In the past, diarrhea and constipation were treated with one dietary approach: fiber. Today, we are learning that some of these fiber sources can actually make symptoms more severe or prolong them. A more modern approach to treating IBS is following a low FODMAP diet. FODMAP is an acronym that stands for: Fermentable Oligosaccharides, Disaccharides, Monosaccharides and Polys. Basically this is a fancy way of saying “specific types of carbohydrates found in certain foods”. These types of carbs are often poorly absorbed, highly osmotic and rapidly fermented by bacteria in the gut that results in gas, bloating, abdominal pain and you got it-diarrhea and constipation. Eliminating these problematic foods has shown to have as high as an 86% success rate in decreasing symptoms in those with IBS.1
The list of foods that are high in FODMAPs is quite extensive and to be perfectly honest, it is also very overwhelming. FODMAPs can occur in almost all foods from fruits to vegetables, grains, dairy and beans. Even though this list encompasses practically all the food groups, there is still a wide variety of choices within these foods groups that are lower in FODMAPs and therefore, make suitable alternatives. For example, apples contain a high amount of fructose which can cause GI irritability in some individuals. However, blueberries and pineapple are two fruit choices that can be much easier on the digestive system.
For individuals with severe symptoms, following a full elimination trial of all the high FODMAP-containing foods can be very beneficial. Foods may be reintroduced one at a time back into the diet after about 6-8 weeks of the elimination phase to identify which specific foods are the ones that cause the onset of GI symptoms. Many find that there are only a few specific foods that cause their symptoms and thus, these foods should continue to be avoided. Individuals may also find that they can tolerate FODMAP-containing foods in small amounts but their symptoms can quickly develop if they consume quantities that surpass their threshold.
There are some more common FODMAP foods that typically affect most individuals with IBS. Engaging in a partial elimination of only the most common high FODMAP foods has also shown to provide relief for patients.These most common foods include:
- Wheat, rye (bread, pasta, crackers, cookies, cakes, pizza crust, etc)
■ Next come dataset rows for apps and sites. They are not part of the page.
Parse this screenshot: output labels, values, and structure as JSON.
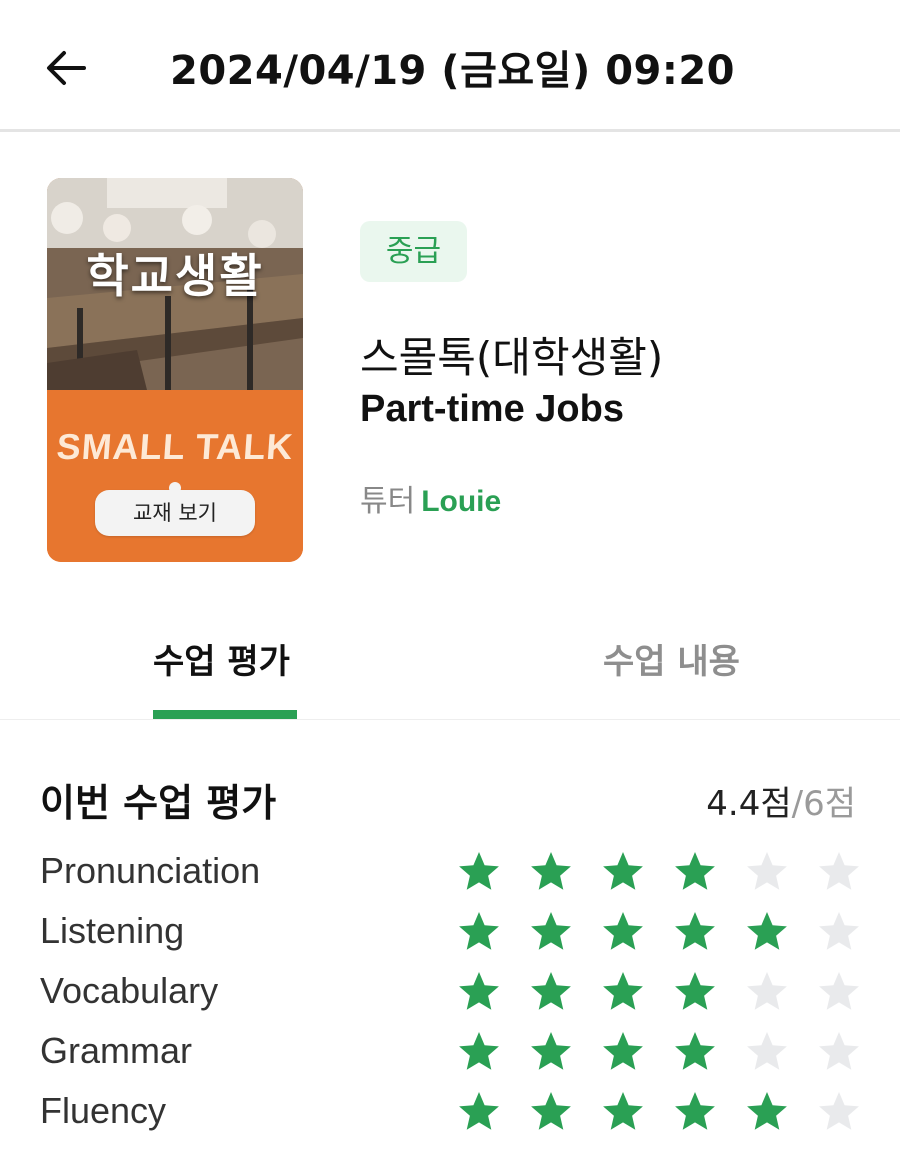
{
  "header": {
    "title": "2024/04/19 (금요일) 09:20"
  },
  "cover": {
    "korean_title": "학교생활",
    "english_title": "SMALL TALK",
    "view_button_label": "교재 보기"
  },
  "course": {
    "level": "중급",
    "title_ko": "스몰톡(대학생활)",
    "title_en": "Part-time Jobs",
    "tutor_label": "튜터",
    "tutor_name": "Louie"
  },
  "tabs": [
    {
      "label": "수업 평가",
      "active": true
    },
    {
      "label": "수업 내용",
      "active": false
    }
  ],
  "evaluation": {
    "section_title": "이번 수업 평가",
    "score": "4.4점",
    "score_max": "/6점",
    "max_stars": 6,
    "ratings": [
      {
        "label": "Pronunciation",
        "stars": 4
      },
      {
        "label": "Listening",
        "stars": 5
      },
      {
        "label": "Vocabulary",
        "stars": 4
      },
      {
        "label": "Grammar",
        "stars": 4
      },
      {
        "label": "Fluency",
        "stars": 5
      }
    ]
  },
  "colors": {
    "accent_green": "#2aa054",
    "star_filled": "#2aa054",
    "star_empty": "#e9eaec",
    "cover_orange": "#e7762f"
  }
}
- Garlic, onions, artichokes
- Apples, pears, watermelon, mango and high fructose corn syrup
- Sugar-free gum/mints, mushrooms
There is no universal safe food or specific meal plan for individuals with functional bowel disorders. Some trigger foods or chemicals are considered more common allergens than others; however, our individual immune systems and gut flora will have the final say-so to what one’s personal inflammatory triggers are. For more information on following a low FODMAP diet, please schedule an appointment with your Springfield Clinic dietitian.
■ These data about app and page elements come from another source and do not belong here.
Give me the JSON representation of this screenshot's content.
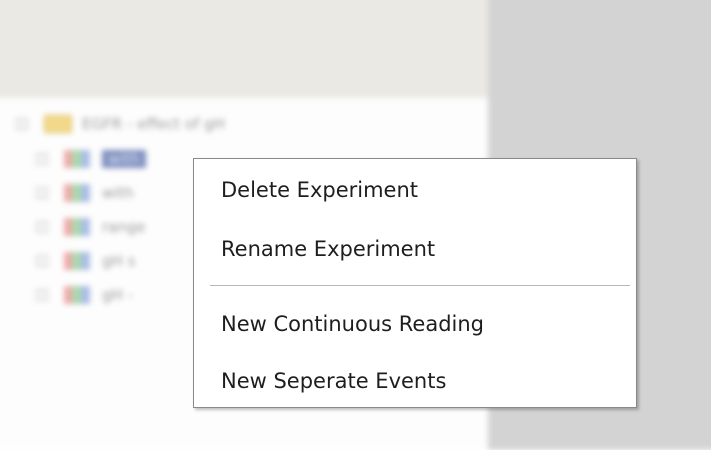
{
  "context_menu": {
    "items": [
      {
        "label": "Delete Experiment"
      },
      {
        "label": "Rename Experiment"
      },
      {
        "label": "New Continuous Reading"
      },
      {
        "label": "New Seperate Events"
      }
    ]
  },
  "tree": {
    "folder_label": "EGFR - effect of gH",
    "experiments": [
      {
        "label": "with"
      },
      {
        "label": "with"
      },
      {
        "label": "range"
      },
      {
        "label": "gH s"
      },
      {
        "label": "gH -"
      }
    ]
  },
  "colors": {
    "toolbar": "#ebe9e3",
    "side_panel": "#d3d3d3",
    "selection": "#7e8fbf",
    "menu_border": "#8a8a8a"
  }
}
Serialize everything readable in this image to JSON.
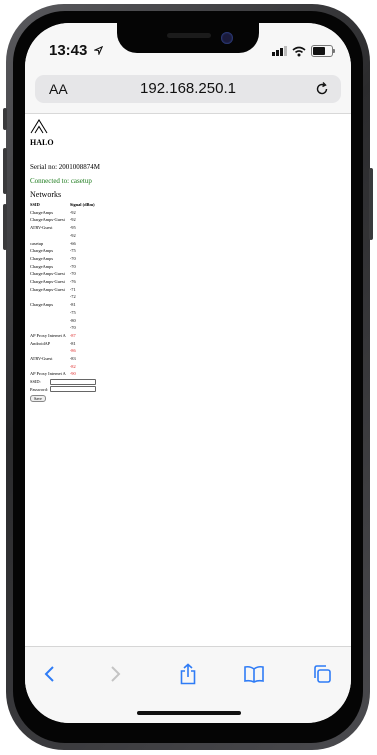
{
  "status_bar": {
    "time": "13:43"
  },
  "browser": {
    "text_size_label": "AA",
    "url": "192.168.250.1"
  },
  "page": {
    "brand": "HALO",
    "serial": "Serial no: 2001008874M",
    "connection": "Connected to: casetup",
    "networks_heading": "Networks",
    "table_headers": [
      "SSID",
      "Signal (dBm)"
    ],
    "networks": [
      {
        "ssid": "ChargeAmps",
        "signal": "-92",
        "strong": false
      },
      {
        "ssid": "ChargeAmps-Guest",
        "signal": "-92",
        "strong": false
      },
      {
        "ssid": "ATRV-Guest",
        "signal": "-95",
        "strong": false
      },
      {
        "ssid": "",
        "signal": "-92",
        "strong": false
      },
      {
        "ssid": "casetup",
        "signal": "-66",
        "strong": false
      },
      {
        "ssid": "ChargeAmps",
        "signal": "-75",
        "strong": false
      },
      {
        "ssid": "ChargeAmps",
        "signal": "-70",
        "strong": false
      },
      {
        "ssid": "ChargeAmps",
        "signal": "-70",
        "strong": false
      },
      {
        "ssid": "ChargeAmps-Guest",
        "signal": "-70",
        "strong": false
      },
      {
        "ssid": "ChargeAmps-Guest",
        "signal": "-76",
        "strong": false
      },
      {
        "ssid": "ChargeAmps-Guest",
        "signal": "-71",
        "strong": false
      },
      {
        "ssid": "",
        "signal": "-72",
        "strong": false
      },
      {
        "ssid": "ChargeAmps",
        "signal": "-81",
        "strong": false
      },
      {
        "ssid": "",
        "signal": "-75",
        "strong": false
      },
      {
        "ssid": "",
        "signal": "-80",
        "strong": false
      },
      {
        "ssid": "",
        "signal": "-70",
        "strong": false
      },
      {
        "ssid": "AP Proxy Internet A",
        "signal": "-87",
        "strong": true
      },
      {
        "ssid": "AndroidAP",
        "signal": "-81",
        "strong": false
      },
      {
        "ssid": "",
        "signal": "-86",
        "strong": true
      },
      {
        "ssid": "ATRV-Guest",
        "signal": "-83",
        "strong": false
      },
      {
        "ssid": "",
        "signal": "-82",
        "strong": true
      },
      {
        "ssid": "AP Proxy Internet A",
        "signal": "-90",
        "strong": true
      }
    ],
    "form": {
      "ssid_label": "SSID:",
      "password_label": "Password:",
      "save_label": "Save"
    }
  },
  "colors": {
    "connected": "#1a7a1a",
    "weak_signal": "#dd2222"
  },
  "icons": [
    "location-arrow-icon",
    "signal-icon",
    "wifi-icon",
    "battery-icon",
    "reload-icon",
    "back-icon",
    "forward-icon",
    "share-icon",
    "bookmarks-icon",
    "tabs-icon"
  ]
}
1. Staudacher HM, Whelan K, Irving PM, Lomer MC. (2011).Comparison of symptom response following advice for a diet low in fermentable carbohydrates (FODMAPs) versus standard dietary advice in patients with irritable bowel syndrome. J Hum Nutr Diet.;24(5);487-495.